I think because living in Delft has become our life, I had lost sight of how amazing the first impression of the town can be. Before our guest came, I sent him a ridiculously long email detailing about ten museums, a handful of historical sites, and several outdoor activities he might wish to visit or partake in. I was concerned that maybe he would be bored, and that he should consider a day trip to Belgium, or at least Amsterdam. In actuality, he visited two cultural sites, zero museums, and engaged in bicycle riding. He stayed up late at night watching our Harry Potter DVDs. He visited the beach in Scheveningen, but never made it to Amsterdam. He wandered around, sat at cafes, and took 527 digital photos (actual count)—and he loved it.

I had also wondered if I would enjoy tour-guiding. In practice, I realized it was fun and a privilege to show someone around and recapture some of that wonder from July: “Yes, we live here.” It was also relaxing to sometimes just send him out by himself.

From a domestic perspective, you clean, clean, clean before guests come, but everything is a mess one day later. And there is a surprising jump in the amount of food it takes to feed three people in comparison to two. There is a certain reshuffling to share your small apartment and there were times toward the end of the week when I just needed space, simply because I am a space person.

We have a week to reset and wash sheets and restock the fridge, and then the guest room is booked again for a week… by my sister, who I utterly can’t wait to see! Get yourself to Europe, Li!

Out for a bike ride on a pre-spring day. We borrowed a bike for our guest. The bike was described by the lender as "fragile. Don't put too much pressure on the pedals."

Do you have any magical hosting tips for me?



Filed under Our Dutch Adventure

5 responses to “Guest Season

  1. Lianne

    Ready to go!! And speaking of feeding three people versus two. Mom mentioned she told you I am no longer a picky eater, and this is partially true. Hooray!
    Can’t wait to see you!!! I may top that picture count…

  2. Tom

    I can’t wait for the recap and photo journal!!
    Have a great time!

  3. Mathieu

    In addition to numerous week(end) guests, we also have the pleasure of hosting my in-laws for 4-6 weeks every year. Sometimes with aunts and uncles included.
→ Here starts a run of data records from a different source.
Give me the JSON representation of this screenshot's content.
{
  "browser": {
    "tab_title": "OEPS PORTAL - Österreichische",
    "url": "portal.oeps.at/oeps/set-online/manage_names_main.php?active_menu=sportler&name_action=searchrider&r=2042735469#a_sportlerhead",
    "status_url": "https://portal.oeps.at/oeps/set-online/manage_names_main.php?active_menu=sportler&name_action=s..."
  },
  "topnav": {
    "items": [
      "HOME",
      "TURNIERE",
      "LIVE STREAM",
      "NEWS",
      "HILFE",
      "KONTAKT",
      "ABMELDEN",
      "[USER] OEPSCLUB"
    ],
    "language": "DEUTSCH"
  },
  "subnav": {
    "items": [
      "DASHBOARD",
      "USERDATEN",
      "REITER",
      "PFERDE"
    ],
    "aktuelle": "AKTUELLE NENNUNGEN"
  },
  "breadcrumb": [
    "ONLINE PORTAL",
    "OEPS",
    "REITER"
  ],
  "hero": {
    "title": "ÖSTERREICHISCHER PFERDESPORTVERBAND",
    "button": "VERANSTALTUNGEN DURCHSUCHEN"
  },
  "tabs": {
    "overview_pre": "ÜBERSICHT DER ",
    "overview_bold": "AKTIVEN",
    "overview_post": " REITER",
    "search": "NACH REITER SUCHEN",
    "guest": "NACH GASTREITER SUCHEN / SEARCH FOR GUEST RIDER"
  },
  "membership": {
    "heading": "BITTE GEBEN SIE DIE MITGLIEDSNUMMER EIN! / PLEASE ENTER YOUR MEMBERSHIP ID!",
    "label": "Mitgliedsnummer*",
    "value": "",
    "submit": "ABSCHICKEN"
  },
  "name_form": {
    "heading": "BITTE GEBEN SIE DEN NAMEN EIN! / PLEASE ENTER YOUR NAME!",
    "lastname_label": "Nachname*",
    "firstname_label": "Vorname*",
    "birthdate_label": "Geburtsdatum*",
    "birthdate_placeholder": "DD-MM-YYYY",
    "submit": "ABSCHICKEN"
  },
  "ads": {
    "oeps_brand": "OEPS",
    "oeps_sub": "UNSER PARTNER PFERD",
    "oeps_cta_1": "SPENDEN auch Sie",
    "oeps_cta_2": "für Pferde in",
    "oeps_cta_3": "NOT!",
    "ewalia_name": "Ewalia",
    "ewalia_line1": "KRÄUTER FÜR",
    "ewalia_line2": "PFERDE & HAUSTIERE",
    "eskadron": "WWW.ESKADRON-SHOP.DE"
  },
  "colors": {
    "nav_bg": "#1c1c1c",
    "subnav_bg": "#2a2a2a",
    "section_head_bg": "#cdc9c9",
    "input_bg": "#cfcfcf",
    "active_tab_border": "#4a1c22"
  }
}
    Aside from the basics (extra keys, OV chip cards, GPS and loaner prepaid mobile phone), the best tip that I’ve learned over the years is that everyone needs a vacation from the vacation. Plan some time for everyone to just be on their own, and not try to cram too much in. Learned that one that hard way.

    For specific things to do, some time on the water in Rotterdam is always a winner. The Spido tour, though a bit cheesy, captures everyone’s imagination and showcases the port beautifully. A proven day out is to visit the Nolet (Ketel 1) distillery in Schiedam and then catch the water taxi for dinner at Hotel New York. If the weather’s nice, after dinner take the water taxi to Boompjes and continue lounging on the water at one of the cafes in Blaak.

    The Pannenkoekenboot is another fun one. All-you-can eat Dutch pancakes on a boat that tours the harbor. More than seeing the city, the people-watching is amazing. Real Hollands. Just don’t get trampled in the rush to the buffet when it opens. Personally I find the 1-hour runs to be a bit too short, so it’s worth the extra few euro to go for one of the longer ones. You’ll also get a few other things to eat besides pancakes (= saté), and they include an ice cream buffet. 🙂

    Unfortunately the China Boat is no longer in business … same concept as the Pannenkoenenboot, but with a Chinese buffet that would rise out of the floor accompanied by dramatic music and sparklers.

Leave a Reply

Fill in your details below or click an icon to log in: Logo

You are commenting using your account. Log Out /  Change )

Google+ photo

You are commenting using your Google+ account. Log Out /  Change )

Twitter picture

You are commenting using your Twitter account. Log Out /  Change )

Facebook photo

You are commenting using your Facebook account. Log Out /  Change )


Connecting to %s